*** Block opens ***

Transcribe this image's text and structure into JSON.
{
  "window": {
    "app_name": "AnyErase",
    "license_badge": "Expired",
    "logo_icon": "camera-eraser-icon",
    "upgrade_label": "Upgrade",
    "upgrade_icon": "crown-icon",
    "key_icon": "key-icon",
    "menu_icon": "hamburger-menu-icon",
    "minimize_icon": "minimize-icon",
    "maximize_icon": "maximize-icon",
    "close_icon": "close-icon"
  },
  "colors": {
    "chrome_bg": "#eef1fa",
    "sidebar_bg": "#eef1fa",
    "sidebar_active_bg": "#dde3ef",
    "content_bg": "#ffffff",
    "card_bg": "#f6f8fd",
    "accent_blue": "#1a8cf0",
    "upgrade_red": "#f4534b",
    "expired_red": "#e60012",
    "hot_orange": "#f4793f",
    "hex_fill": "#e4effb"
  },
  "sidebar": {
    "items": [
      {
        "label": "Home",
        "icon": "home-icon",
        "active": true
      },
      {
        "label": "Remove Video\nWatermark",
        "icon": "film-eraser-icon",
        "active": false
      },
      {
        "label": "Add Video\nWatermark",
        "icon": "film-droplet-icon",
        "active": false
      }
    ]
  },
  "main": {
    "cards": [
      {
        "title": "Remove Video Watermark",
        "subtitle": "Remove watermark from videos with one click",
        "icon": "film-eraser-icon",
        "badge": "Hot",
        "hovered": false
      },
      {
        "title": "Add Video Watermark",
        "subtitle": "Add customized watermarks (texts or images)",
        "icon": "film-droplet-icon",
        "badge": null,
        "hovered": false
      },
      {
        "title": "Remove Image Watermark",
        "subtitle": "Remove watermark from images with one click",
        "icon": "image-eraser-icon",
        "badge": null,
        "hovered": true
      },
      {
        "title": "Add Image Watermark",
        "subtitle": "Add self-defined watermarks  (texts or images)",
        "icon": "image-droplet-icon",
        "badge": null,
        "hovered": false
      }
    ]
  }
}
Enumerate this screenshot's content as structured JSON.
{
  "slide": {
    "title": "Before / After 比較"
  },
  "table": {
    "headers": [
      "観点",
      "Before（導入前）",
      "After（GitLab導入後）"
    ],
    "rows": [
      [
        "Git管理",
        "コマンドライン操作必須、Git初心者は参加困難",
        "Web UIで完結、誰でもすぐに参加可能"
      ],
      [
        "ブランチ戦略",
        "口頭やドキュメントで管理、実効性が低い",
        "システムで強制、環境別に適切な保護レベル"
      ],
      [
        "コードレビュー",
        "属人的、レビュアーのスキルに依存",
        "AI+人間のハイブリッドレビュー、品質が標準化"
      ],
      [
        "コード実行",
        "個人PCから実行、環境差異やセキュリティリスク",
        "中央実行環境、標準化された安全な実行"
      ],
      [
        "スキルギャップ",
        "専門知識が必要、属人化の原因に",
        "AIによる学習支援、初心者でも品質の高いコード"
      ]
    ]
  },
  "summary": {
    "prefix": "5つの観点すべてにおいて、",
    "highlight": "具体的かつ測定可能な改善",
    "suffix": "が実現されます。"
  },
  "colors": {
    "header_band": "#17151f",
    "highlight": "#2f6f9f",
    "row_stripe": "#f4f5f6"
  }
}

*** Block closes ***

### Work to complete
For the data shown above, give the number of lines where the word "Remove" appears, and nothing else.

### Answer for this exercise
5